Copy the result of filtering the entries below for lines that include the string "name".

_____

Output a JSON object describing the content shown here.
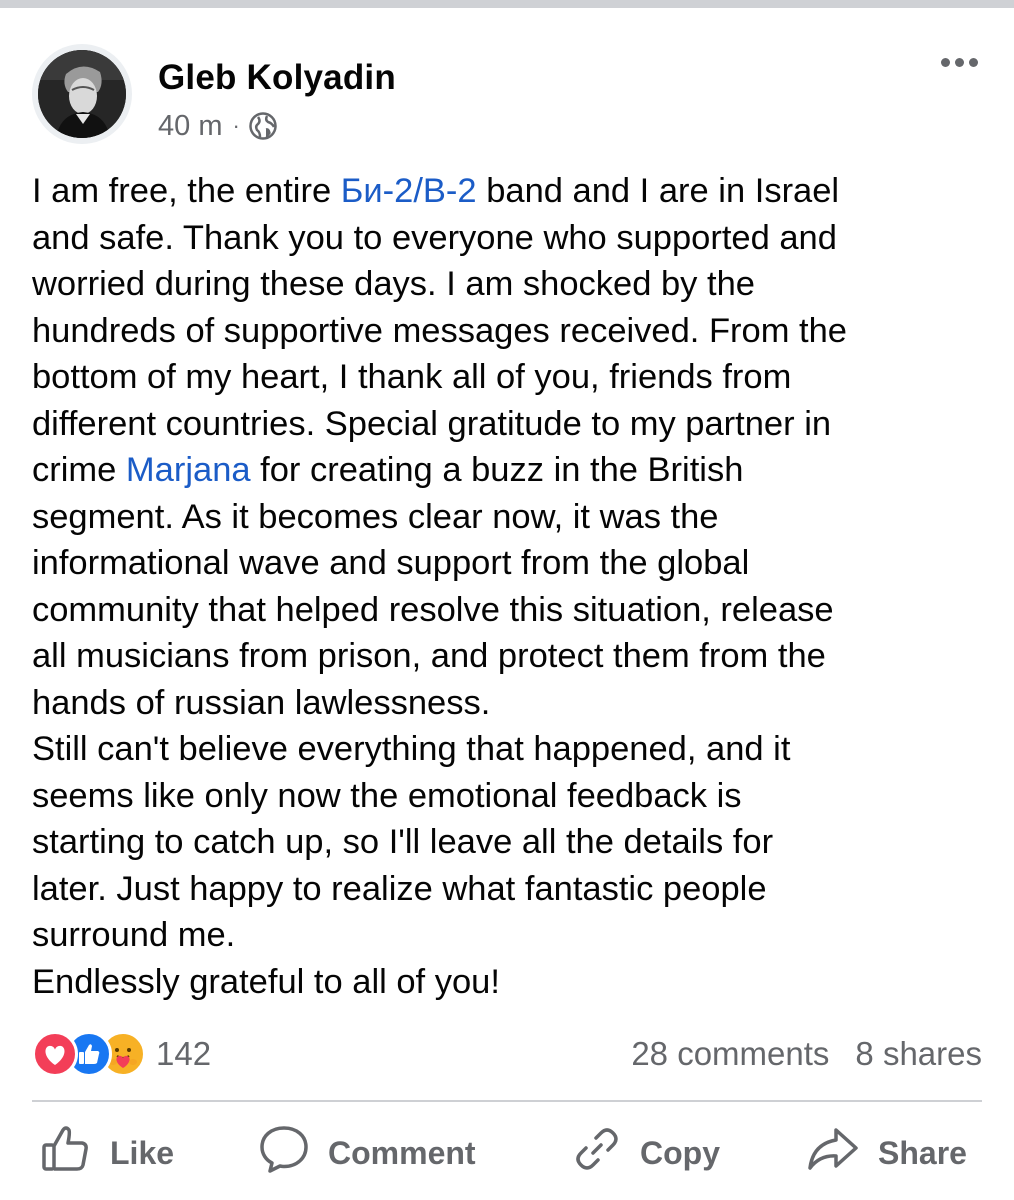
{
  "post": {
    "author": "Gleb Kolyadin",
    "time": "40 m",
    "separator": "·",
    "audience_icon": "globe-icon",
    "menu_icon": "more-horizontal-icon",
    "body_lines": [
      [
        {
          "text": "I am free, the entire "
        },
        {
          "text": "Би-2/B-2",
          "link": true
        },
        {
          "text": " band and I are in Israel"
        }
      ],
      [
        {
          "text": "and safe. Thank you to everyone who supported and"
        }
      ],
      [
        {
          "text": "worried during these days. I am shocked by the"
        }
      ],
      [
        {
          "text": "hundreds of supportive messages received. From the"
        }
      ],
      [
        {
          "text": "bottom of my heart, I thank all of you, friends from"
        }
      ],
      [
        {
          "text": "different countries. Special gratitude to my partner in"
        }
      ],
      [
        {
          "text": "crime "
        },
        {
          "text": "Marjana",
          "link": true
        },
        {
          "text": " for creating a buzz in the British"
        }
      ],
      [
        {
          "text": "segment. As it becomes clear now, it was the"
        }
      ],
      [
        {
          "text": "informational wave and support from the global"
        }
      ],
      [
        {
          "text": "community that helped resolve this situation, release"
        }
      ],
      [
        {
          "text": "all musicians from prison, and protect them from the"
        }
      ],
      [
        {
          "text": "hands of russian lawlessness."
        }
      ],
      [
        {
          "text": "Still can't believe everything that happened, and it"
        }
      ],
      [
        {
          "text": "seems like only now the emotional feedback is"
        }
      ],
      [
        {
          "text": "starting to catch up, so I'll leave all the details for"
        }
      ],
      [
        {
          "text": "later. Just happy to realize what fantastic people"
        }
      ],
      [
        {
          "text": "surround me."
        }
      ],
      [
        {
          "text": "Endlessly grateful to all of you!"
        }
      ]
    ],
    "link_color": "#1b5cc7"
  },
  "stats": {
    "reaction_icons": [
      "love-reaction-icon",
      "like-reaction-icon",
      "care-reaction-icon"
    ],
    "reaction_count": "142",
    "comments": "28 comments",
    "shares": "8 shares"
  },
  "actions": {
    "like": {
      "label": "Like",
      "icon": "thumbs-up-icon"
    },
    "comment": {
      "label": "Comment",
      "icon": "speech-bubble-icon"
    },
    "copy": {
      "label": "Copy",
      "icon": "link-icon"
    },
    "share": {
      "label": "Share",
      "icon": "share-arrow-icon"
    }
  },
  "colors": {
    "text": "#050505",
    "secondary": "#65676b",
    "love": "#f33e58",
    "like": "#1877f2",
    "care": "#f7b125"
  }
}
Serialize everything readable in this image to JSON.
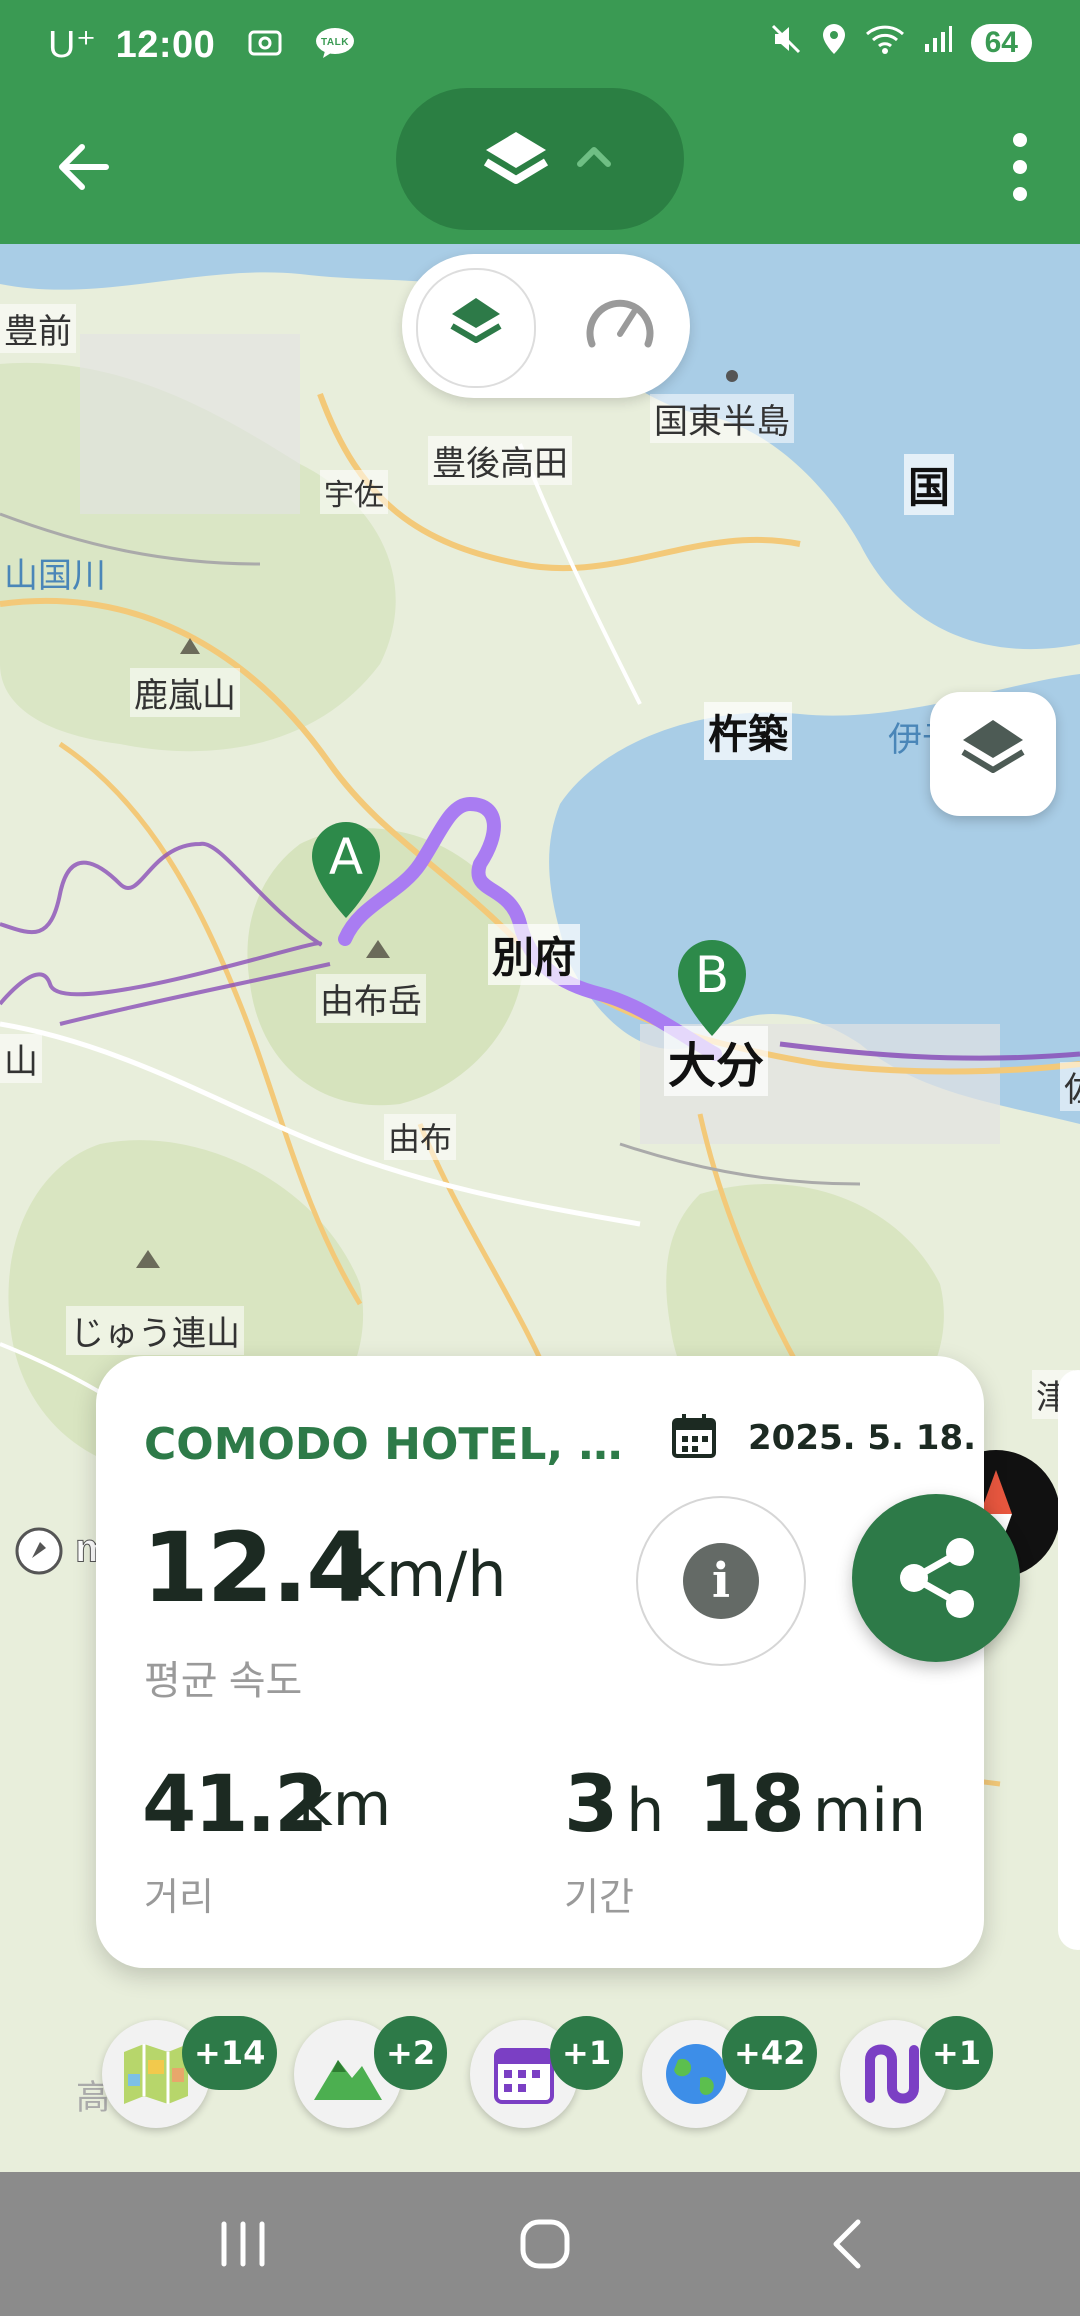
{
  "status_bar": {
    "carrier": "U⁺",
    "time": "12:00",
    "talk_badge": "TALK",
    "battery": "64"
  },
  "map": {
    "labels": {
      "bungo_mae": "豊前",
      "kunisaki": "国東半島",
      "bungo_takada": "豊後高田",
      "usa": "宇佐",
      "kuni_partial": "国",
      "yamakuni": "山国川",
      "karasuyama": "鹿嵐山",
      "kitsuki": "杵築",
      "iyonada": "伊予灘",
      "beppu": "別府",
      "yufudake": "由布岳",
      "oita": "大分",
      "yufu": "由布",
      "yama_left": "山",
      "tsu": "津",
      "renzan": "じゅう連山",
      "taka": "高",
      "sa_right": "佐"
    },
    "markers": {
      "start": "A",
      "end": "B"
    },
    "attribution": "mapbox"
  },
  "card": {
    "title": "COMODO HOTEL, 大分...",
    "date": "2025. 5. 18.",
    "avg_speed": "12.4",
    "avg_speed_unit": "km/h",
    "avg_speed_label": "평균 속도",
    "distance": "41.2",
    "distance_unit": "km",
    "distance_label": "거리",
    "duration_h": "3",
    "duration_h_unit": "h",
    "duration_m": "18",
    "duration_m_unit": "min",
    "duration_label": "기간"
  },
  "badges": [
    {
      "name": "map-badge",
      "count": "+14"
    },
    {
      "name": "mountain-badge",
      "count": "+2"
    },
    {
      "name": "calendar-badge",
      "count": "+1"
    },
    {
      "name": "globe-badge",
      "count": "+42"
    },
    {
      "name": "route-badge",
      "count": "+1"
    }
  ],
  "colors": {
    "app_green": "#3a9a53",
    "dark_green": "#2d7a48",
    "route_purple": "#a97cf2"
  }
}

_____

§ TASK RESULT:
      "name": "map-badge",
      "name": "mountain-badge",
      "name": "calendar-badge",
      "name": "globe-badge",
      "name": "route-badge",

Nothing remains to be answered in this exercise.